northeast. The fighting between rival rebel factions breaks out despite the
peace agreement and the groups entered into a ceasefire as late as the day
before. This is seen as a sign that the leaders of the groups have only limited
control over their own forces, who are unwilling to give up the opportunity to
earn money from collecting taxes or mining in the areas they control.
UN soldiers are sent home after allegations of abuse
More than 600 UN troops from Congo-Brazzaville are sent home following
allegations of sexual abuse and other irregularities in the Central African
Peace treaty is signed in Rome
The government concludes a peace agreement with 13 of the 14 armed rebel
groups active in the country. In exchange for this, the rebels are offered
political representation on several levels. The parties announce an immediate
ceasefire. The agreement, mediated by the Vatican, is signed in Rome. A group
called 3R, which is active in the Northwest, is expected to sign the agreement
at a later date.
UN: Rapidly rising violence is causing concern
A UN report on the situation in the country says that hundreds of people have
been killed and at least 88,000 forced away from their homes since early May. In
the second half of the month alone, 20,000 have moved into Congo-Kinshasa. A
total of half a million Central Africans are refugees in the country and over
120,000 are in Congo-Kinshasa, according to the UN. The report provides shocking
information about the violence in the country, with rape, murder, torture,
kidnapping and recruitment of child soldiers at a level that, according to UN
staff, can be described as war crimes or even genocide.
Refugee stream to Congo-Kinshasa
Nearly 3,000 people who have escaped unrest in the south-east of the country
have crossed the border into Congo-Kinshasa, the UNHCR reports. In the Bangassou
mining town on the border, Red Cross personnel have found the remains of 115
people killed during several days of militia attacks.
Attack on Muslims in Bangassou
An anti-Balaka militia attacks Muslims in the city of Bangassou on the border
with Congo-Kinshasa. The UN base in the city is also attacked, which causes the
Minusca leadership to send reinforcements. Up to 30 civilian fears have been
killed and aid organizations cannot enter the city, which is partially
controlled by the militia. Hundreds of civilians are reported to have sought
shelter in a mosque.
Attack on UN force
Four UN soldiers are killed in an attack on a column 47 miles east of Bangui.
According to the UN, eight of the attackers were killed in the fighting between
the UN force Minusca and an anti-Balaka militia. A fifth UN soldier, reported
missing, is found dead a few days later.
Uganda withdraws forces
The Ugandan military announces that the country will take back its forces
from the Central African Republic. Uganda's army has, among other things, been
hunting the leader of the Ugandan rebel movement Lord's Liberation Army (LRA)
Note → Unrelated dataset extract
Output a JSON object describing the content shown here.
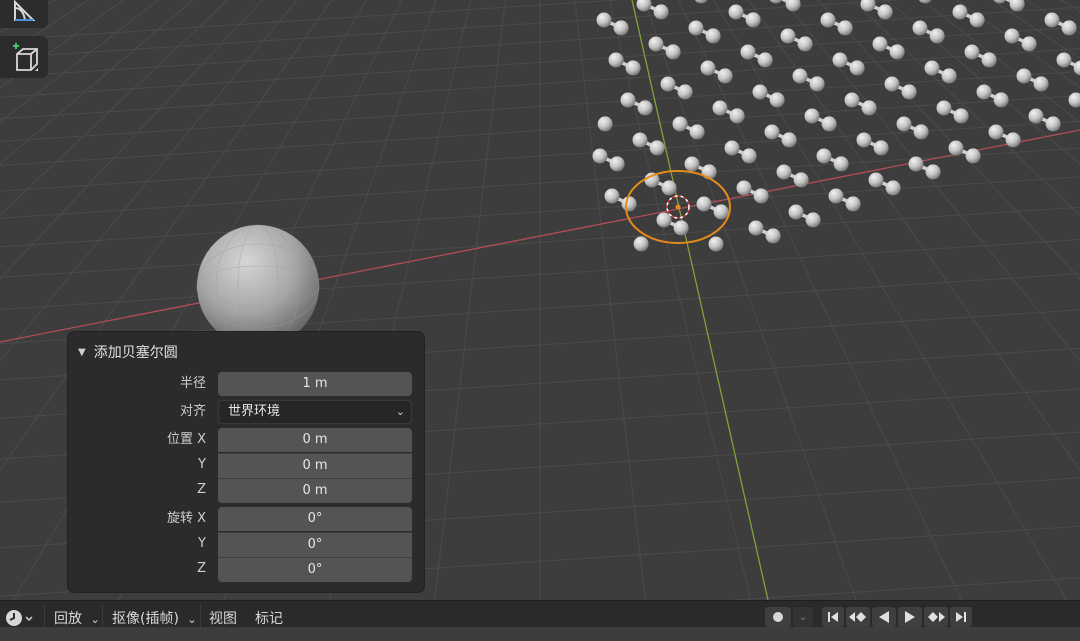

which is said to have killed thousands of civilians and kidnapped thousands of
children in the Central African Republic. The reason is stated that the LRA no
longer poses a threat to Uganda's security.
The United States extends sanctions
The US is imposing sanctions on two military leaders who are considered to be
responsible for the chaos in the country. The sanctions mean that American
companies and individuals may not do business with those blacklisted.
The UN intervenes against rebels
The UN forces intervene by helicopter to prevent the FPRC militia from
attacking the city of Bambari. A spokesman for the UN force says it is acting to
protect the civilian population that has been caught between the FPRC and the
UPC militia, both breakaway factions from Séléka.
Rebel group is accused of massacre of civilians
An outbreak group from Séléka, the Union for Peace in Central Africa (UPC),
is accused by the human rights organization Human Rights Watch of having
murdered some 30 civilians in the city of Bakala in December 2016. 25 of the
victims should have been killed after UPC called them to a meeting in a school.
Earlier in the same autumn, at least 29 other civilians must have been killed in
connection with fighting against another outbreak group from the Séléka People's
Front for the re-birth of the Central African Republic (FPRC), in the same area.